LOWELLVILLE -- For 32 years, Joseph and Elizabeth Kolat lived in their trailer home on West Drive. Joseph bought it for Elizabeth as a gift, and she loved it immediately.
"At one time, that was one of the nicest trailer parks in the area," Elizabeth said.
Now, Joseph, 80, and Elizabeth, 77, live in a small, dingy motel near the Pennsylvania line after their home burned to the ground May 5.
"We were lucky we got out alive," Joseph said.
The blaze: A smoke detector alerted the couple to the fire, which started at about 4:30 a.m., giving them only enough time to escape with the clothes on their backs.
"Those two jackets right there," Elizabeth said, pointing to a black bomber jacket and a colorful windbreaker. "That's it. Everything else was destroyed."
When Elizabeth first heard the smoke detector, she thought she was dreaming.
"Then I woke up enough to realize what was going on and I smelled the smoke," she said.
Not realizing how bad it was, she ran to the bathroom and intended to put out the fire with water.
"That's when Joe noticed it was more than we could deal with," she said. "The smoke was heavy."
Lost everything: Just like that, their home and a lifetime of memories were gone. With little money and nearly all of their belongings destroyed, the Kolats try hard to stay positive.
Their insurance pays for the motel, but Elizabeth's brother, Carl Javorchik, said it will pay only for two months and will give just $14,000 for the trailer and all the belongings.
"The family's been trying to help as best they can, but there's only so much they can do," he said.
The Kolats' children dropped off items to make the motel feel more like a home, including two soft chairs and a small refrigerator.
The Red Cross gave the couple money and a box of clothes. Brownstone Ministry, a church near their motel, has helped out as well.
"The preacher came over and gave us a telephone card on the first day and invited us to the church," Elizabeth said. "I went that Sunday and he said to the people, 'They need everything, but I don't want junk.'"
That week, the preacher stopped by the motel and dropped off a box loaded with clothes, all in excellent condition.

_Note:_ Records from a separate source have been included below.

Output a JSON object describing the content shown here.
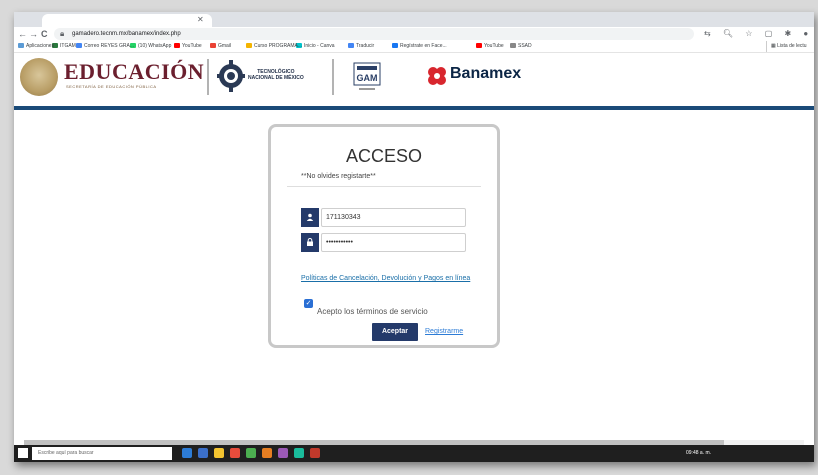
{
  "browser": {
    "url": "gamadero.tecnm.mx/banamex/index.php",
    "nav": {
      "back": "←",
      "forward": "→",
      "reload": "C"
    },
    "bookmarks": [
      {
        "label": "Aplicaciones",
        "color": "#5b9bd5"
      },
      {
        "label": "ITGAM",
        "color": "#2b7a3d"
      },
      {
        "label": "Correo REYES GRA...",
        "color": "#4285f4"
      },
      {
        "label": "(10) WhatsApp",
        "color": "#25d366"
      },
      {
        "label": "YouTube",
        "color": "#ff0000"
      },
      {
        "label": "Gmail",
        "color": "#ea4335"
      },
      {
        "label": "Curso PROGRAMA...",
        "color": "#f4b400"
      },
      {
        "label": "Inicio - Canva",
        "color": "#00c4cc"
      },
      {
        "label": "Traducir",
        "color": "#4285f4"
      },
      {
        "label": "Regístrate en Face...",
        "color": "#1877f2"
      },
      {
        "label": "YouTube",
        "color": "#ff0000"
      },
      {
        "label": "SSAD",
        "color": "#888888"
      }
    ],
    "reading_list": "Lista de lectu"
  },
  "header": {
    "edu_title": "EDUCACIÓN",
    "edu_subtitle": "SECRETARÍA DE EDUCACIÓN PÚBLICA",
    "tecnm_line1": "TECNOLÓGICO",
    "tecnm_line2": "NACIONAL DE MÉXICO",
    "gam_label": "GAM",
    "bank_name": "Banamex",
    "accent": "#1a4a78"
  },
  "login": {
    "title": "ACCESO",
    "hint": "**No olvides registarte**",
    "username": "171130343",
    "password": "•••••••••••",
    "policy_link": "Políticas de Cancelación, Devolución y Pagos en línea",
    "terms_label": "Acepto los términos de servicio",
    "terms_checked": true,
    "submit_label": "Aceptar",
    "register_label": "Registrarme",
    "button_color": "#243a6a"
  },
  "taskbar": {
    "search_placeholder": "Escribe aquí para buscar",
    "clock": "09:48 a. m."
  }
}
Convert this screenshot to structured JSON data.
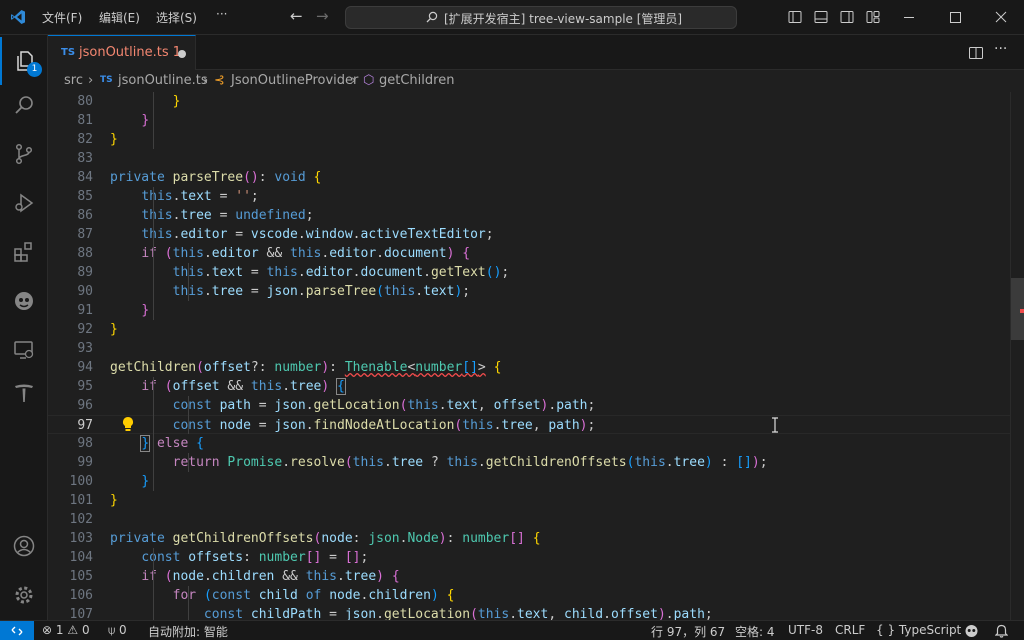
{
  "title_bar": {
    "menus": [
      "文件(F)",
      "编辑(E)",
      "选择(S)",
      "···"
    ],
    "search_text": "[扩展开发宿主] tree-view-sample [管理员]"
  },
  "activity_bar": {
    "explorer_badge": "1"
  },
  "tab": {
    "type_label": "TS",
    "file_name": "jsonOutline.ts",
    "problem_count": "1"
  },
  "breadcrumb": {
    "items": [
      "src",
      "jsonOutline.ts",
      "JsonOutlineProvider",
      "getChildren"
    ]
  },
  "editor": {
    "current_line": "97",
    "lines": [
      {
        "n": "80"
      },
      {
        "n": "81"
      },
      {
        "n": "82"
      },
      {
        "n": "83"
      },
      {
        "n": "84"
      },
      {
        "n": "85"
      },
      {
        "n": "86"
      },
      {
        "n": "87"
      },
      {
        "n": "88"
      },
      {
        "n": "89"
      },
      {
        "n": "90"
      },
      {
        "n": "91"
      },
      {
        "n": "92"
      },
      {
        "n": "93"
      },
      {
        "n": "94"
      },
      {
        "n": "95"
      },
      {
        "n": "96"
      },
      {
        "n": "97"
      },
      {
        "n": "98"
      },
      {
        "n": "99"
      },
      {
        "n": "100"
      },
      {
        "n": "101"
      },
      {
        "n": "102"
      },
      {
        "n": "103"
      },
      {
        "n": "104"
      },
      {
        "n": "105"
      },
      {
        "n": "106"
      },
      {
        "n": "107"
      }
    ]
  },
  "status_bar": {
    "errors": "1",
    "warnings": "0",
    "ports": "0",
    "auto_attach": "自动附加: 智能",
    "position": "行 97，列 67",
    "spaces": "空格: 4",
    "encoding": "UTF-8",
    "eol": "CRLF",
    "language": "{ } TypeScript"
  },
  "colors": {
    "accent": "#0078d4",
    "error": "#f14c4c",
    "keyword": "#569cd6",
    "function": "#dcdcaa"
  }
}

"Everybody has been so helpful," Elizabeth said. "They have all been so nice to us."
What's next: The Kolats are looking for a new place to call home.
They smile often and joke like nothing happened. They speak highly of all of the people who have helped them.
They are looking for an assisted-living facility, but Joseph jokes it has to be a one-story building or have an elevator.
"Neither one of is good at climbing steps," he said, "but I'm good at falling."